Committing to the running game and keeping the score close should help prevent the Cardinals’ talented front seven from totally teeing off as unbridled pass rushers. Also, savvy fullback John Kuhn ought to be utilized as a protector in the backfield; it was just a couple years ago that his critical block against the Bears clinched the Packers a playoff spot.

4. Keep the pass rush coming

Last week, Green Bay piled up 13 quarterback hits and six sacks, and the pressure came from everywhere. All-Pros Clay Matthews and Julius Peppers (five hits, 1.5 sacks between them) did their usual thing, but they also got plenty of help from a couple of oft-injured former high draft picks that have overcome lots of adversity to finally play up to their potential.

Nick Perry and Mike Neal combined for six hits and 4.5 sacks against Washington, part of a pressuring defense that includes Mike Daniels (four sacks this year) and Datone Jones (three) and, on the season, tied for seventh in the league in sacks. Against the Cardinals, second-year linebacker Jayrone Elliott (three) is expected back from a quadriceps injury, which will add more depth to the pass-rusher rotation.
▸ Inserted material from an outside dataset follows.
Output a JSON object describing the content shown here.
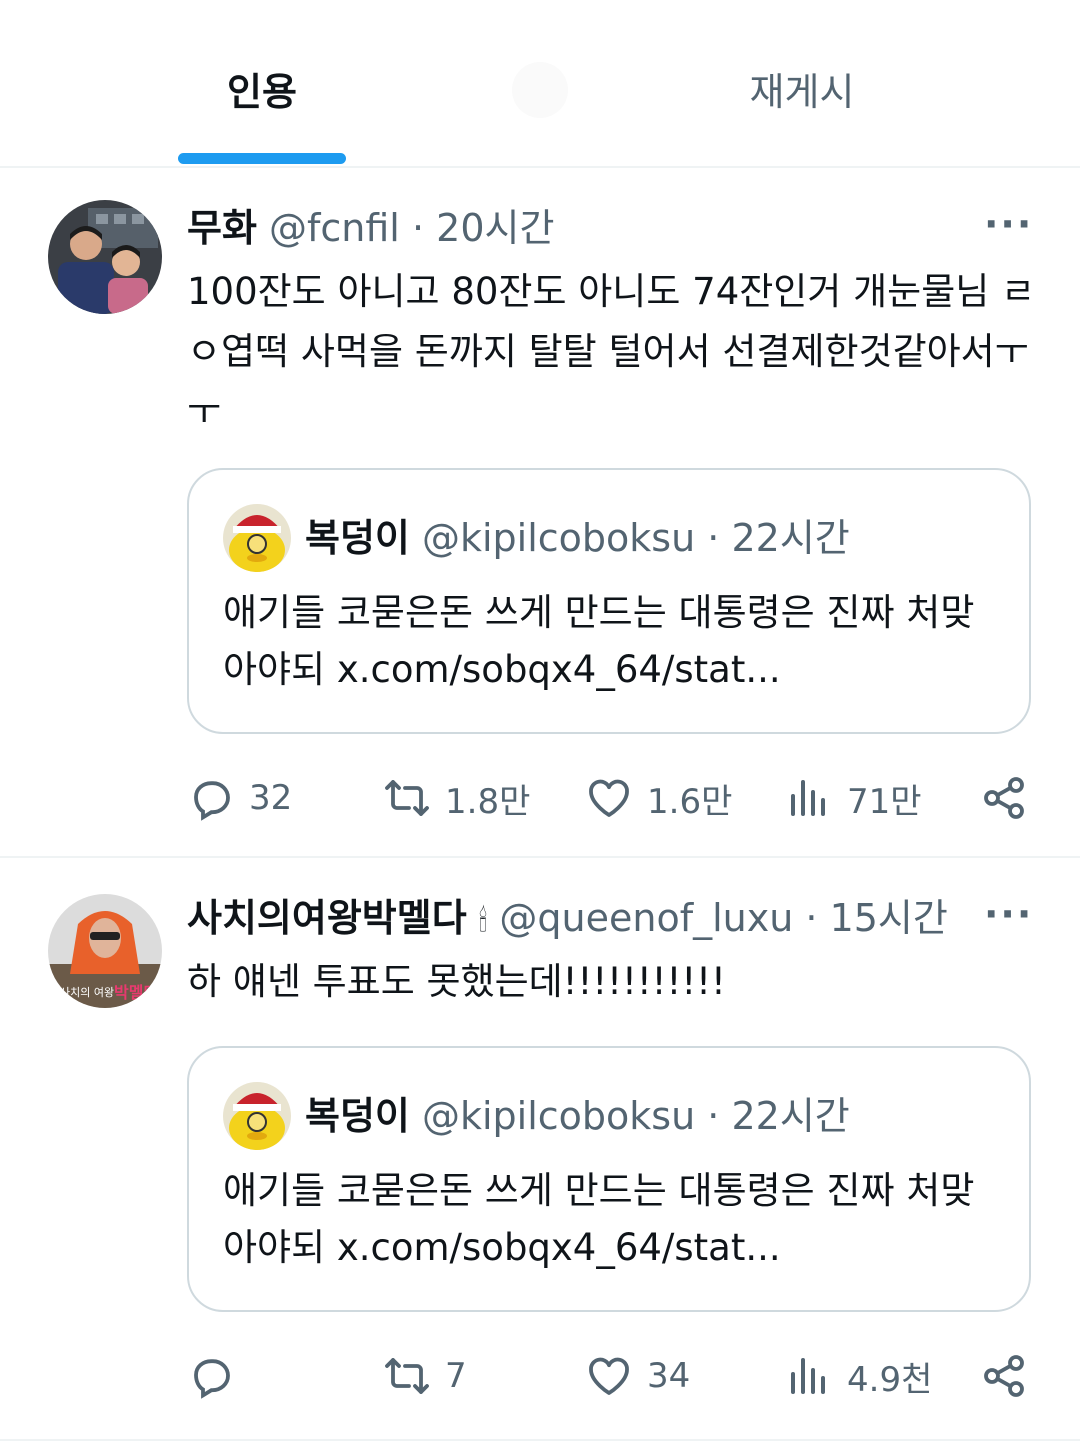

Arizona’s Carson Palmer is one of the best quarterbacks in the league – when he has time. Accurate but immobile, Palmer had the NFL’s third-best passer rating (104.6) but was also only sacked an average of 1.5 times a game. If the defense can get after him more than that and make him uncomfortable, Green Bay’s got a chance.

5. Win on special teams
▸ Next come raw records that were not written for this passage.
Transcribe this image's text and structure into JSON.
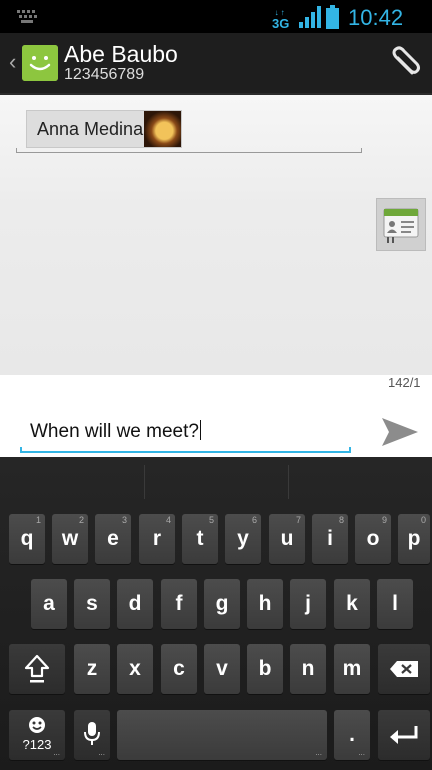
{
  "status_bar": {
    "network": "3G",
    "time": "10:42 AM"
  },
  "header": {
    "contact_name": "Abe Baubo",
    "phone_number": "123456789"
  },
  "recipients": {
    "chip_label": "Anna Medina"
  },
  "compose": {
    "counter": "142/1",
    "message": "When will we meet?"
  },
  "keyboard": {
    "row1": [
      {
        "label": "q",
        "hint": "1"
      },
      {
        "label": "w",
        "hint": "2"
      },
      {
        "label": "e",
        "hint": "3"
      },
      {
        "label": "r",
        "hint": "4"
      },
      {
        "label": "t",
        "hint": "5"
      },
      {
        "label": "y",
        "hint": "6"
      },
      {
        "label": "u",
        "hint": "7"
      },
      {
        "label": "i",
        "hint": "8"
      },
      {
        "label": "o",
        "hint": "9"
      },
      {
        "label": "p",
        "hint": "0"
      }
    ],
    "row2": [
      "a",
      "s",
      "d",
      "f",
      "g",
      "h",
      "j",
      "k",
      "l"
    ],
    "row3": [
      "z",
      "x",
      "c",
      "v",
      "b",
      "n",
      "m"
    ],
    "symbols_label": "?123",
    "period_label": "."
  },
  "icons": {
    "back": "chevron-left-icon",
    "avatar": "messaging-avatar-icon",
    "attach": "paperclip-icon",
    "contacts": "contacts-book-icon",
    "send": "send-icon",
    "shift": "shift-icon",
    "backspace": "backspace-icon",
    "emoji": "emoji-icon",
    "mic": "microphone-icon",
    "enter": "enter-icon"
  },
  "colors": {
    "accent": "#33b5e5",
    "avatar_green": "#8dc63f",
    "header_bg": "#1e1e1e"
  }
}
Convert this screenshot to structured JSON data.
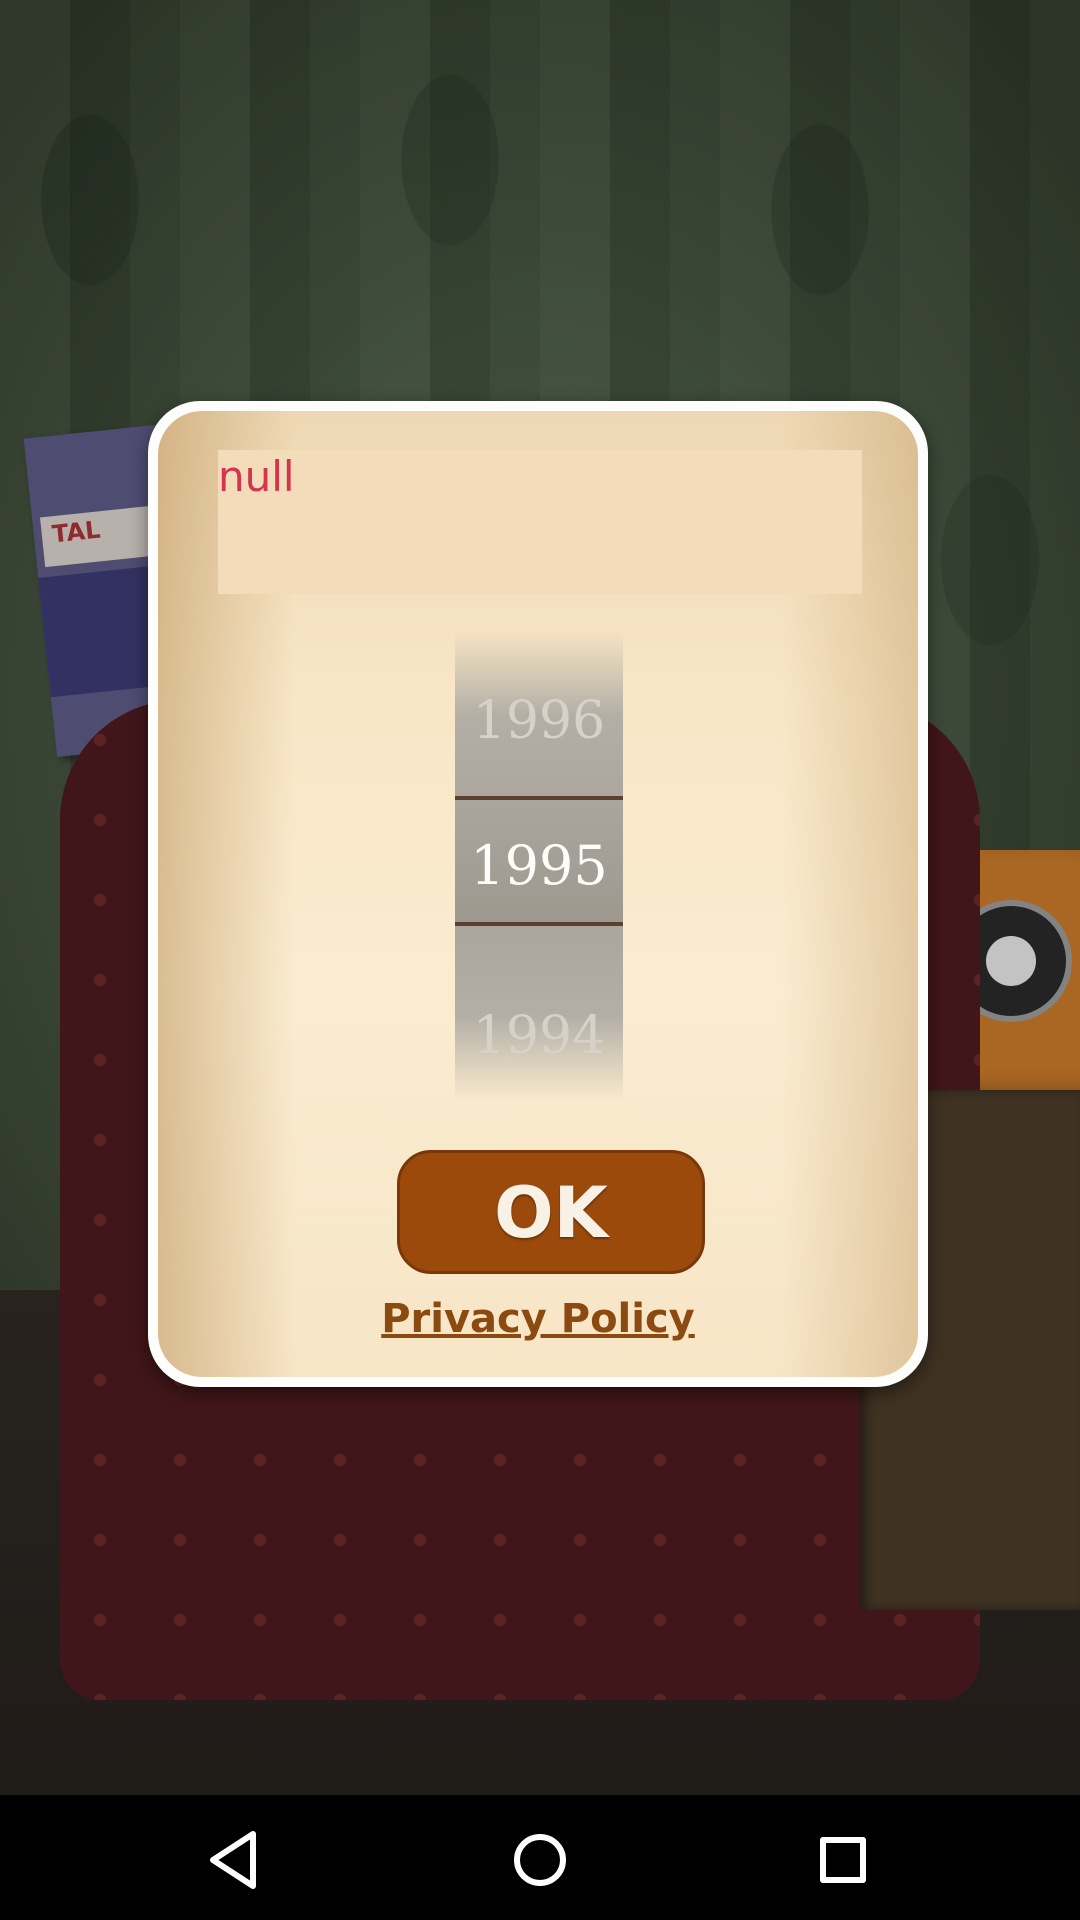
{
  "dialog": {
    "title": "null",
    "year_picker": {
      "previous": "1996",
      "selected": "1995",
      "next": "1994"
    },
    "ok_label": "OK",
    "privacy_label": "Privacy Policy"
  },
  "background": {
    "magazine_label": "TAL"
  },
  "navbar": {
    "back_icon": "triangle-back-icon",
    "home_icon": "circle-home-icon",
    "recent_icon": "square-recent-apps-icon"
  },
  "colors": {
    "title_text": "#d6334e",
    "ok_button": "#9c4a0c",
    "privacy_link": "#8b4a10",
    "dialog_bg": "#f8e6c6"
  }
}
Kicker Mason Crosby is having one of the best years of his career, making 24 of 28 field goals (85.7 percent) in the regular season, including four from beyond 50 yards. Punter Tim Masthay has recovered from his early-season struggles and booted the ball well the last six weeks. Returners Jeff Janis (29.0-yard average on kickoffs) and Micah Hyde (5.8 on punts) make good decisions and are solid – occasionally outstanding.
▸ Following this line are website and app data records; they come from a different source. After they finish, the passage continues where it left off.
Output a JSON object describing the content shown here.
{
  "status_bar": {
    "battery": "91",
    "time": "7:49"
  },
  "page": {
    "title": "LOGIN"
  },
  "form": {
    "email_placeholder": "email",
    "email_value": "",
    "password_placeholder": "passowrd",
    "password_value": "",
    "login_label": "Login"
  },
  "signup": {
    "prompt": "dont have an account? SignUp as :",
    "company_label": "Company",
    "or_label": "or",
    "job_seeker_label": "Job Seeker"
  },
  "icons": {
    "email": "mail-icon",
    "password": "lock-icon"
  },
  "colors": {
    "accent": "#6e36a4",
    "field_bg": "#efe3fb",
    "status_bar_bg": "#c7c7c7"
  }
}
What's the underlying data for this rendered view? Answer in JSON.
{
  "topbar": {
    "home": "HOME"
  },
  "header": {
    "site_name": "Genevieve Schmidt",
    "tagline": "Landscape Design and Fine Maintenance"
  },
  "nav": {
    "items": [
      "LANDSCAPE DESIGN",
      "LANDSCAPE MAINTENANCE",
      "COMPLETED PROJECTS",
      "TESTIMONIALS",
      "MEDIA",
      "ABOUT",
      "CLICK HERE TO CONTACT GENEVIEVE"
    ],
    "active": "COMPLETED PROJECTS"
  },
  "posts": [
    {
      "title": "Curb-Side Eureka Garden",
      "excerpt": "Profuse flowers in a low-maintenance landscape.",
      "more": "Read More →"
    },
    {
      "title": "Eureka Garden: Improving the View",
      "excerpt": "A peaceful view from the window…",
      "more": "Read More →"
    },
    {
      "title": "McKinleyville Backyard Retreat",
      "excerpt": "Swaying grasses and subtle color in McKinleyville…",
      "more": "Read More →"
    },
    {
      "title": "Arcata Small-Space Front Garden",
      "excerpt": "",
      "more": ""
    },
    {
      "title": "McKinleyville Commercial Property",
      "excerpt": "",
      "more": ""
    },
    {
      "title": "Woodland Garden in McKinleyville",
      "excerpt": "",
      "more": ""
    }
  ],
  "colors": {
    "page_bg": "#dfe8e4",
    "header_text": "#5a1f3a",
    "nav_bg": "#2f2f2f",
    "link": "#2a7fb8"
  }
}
After last year’s epic collapse against the Seahawks in the NFC Championship Game cost special teams coach Shawn Slocum his job (and tight end Brandon Bostick's, too), Green Bay entrusted that role to Ron Zook. Under Zook, the unit has moved up from 22nd in the league to 17th in Football Outsiders’ special teams DVOA rankings. As a gunner, Janis has become an elite special teams player, while Elliott, Chris Banjo and Demetri Goodson are also key contributors in coverage.

Against the Cardinals, ranked No. 29 in Football Outsiders’ rankings, the Packers might have an advantage, assuming all their units are operating at peak efficiency. If they can keep the game close, the small things will make the biggest difference – a clutch Crosby kick or saving tackle, a booming Masthay punt or proper hold (see: playoff collapse, Vikings), a big Janis return or a secure Hyde fair catch, a turnover-producing hit in coverage or just keeping dangerous returner Patrick Peterson in check.

Born in Milwaukee but a product of Shorewood High School (go ‘Hounds!) and Northwestern University (go ‘Cats!), Jimmy never knew the schoolboy bliss of cheering for a winning football, basketball or baseball team. So he ditched being a fan in order to cover sports professionally - occasionally objectively, always passionately. He's lived in Chicago, New York and Dallas, but now resides again in his beloved Brew City and is an ardent attacker of the notorious Milwaukee Inferiority Complex.

After interning at print publications like Birds and Blooms (official motto: "America's #1 backyard birding and gardening magazine!"), Sports Illustrated (unofficial motto: "Subscribe and save up to 90% off the cover price!") and The Dallas Morning News (a newspaper!), Jimmy worked for web outlets like, where he was a Packers beat reporter, and FOX Sports Wisconsin, where he managed digital content. He's a proponent and frequent user of em dashes, parenthetical asides, descriptive appositives and, really, anything that makes his sentences longer and more needlessly complex.

Jimmy appreciates references to late '90s Brewers and Bucks players and is the curator of the unofficial John Jaha Hall of Fame. He also enjoys running, biking and soccer, but isn't too annoying about them. He writes about sports - both mainstream and unconventional - and non-sports, including history, music, food, art and even golf (just kidding!), and welcomes reader suggestions for off-the-beaten-path story ideas.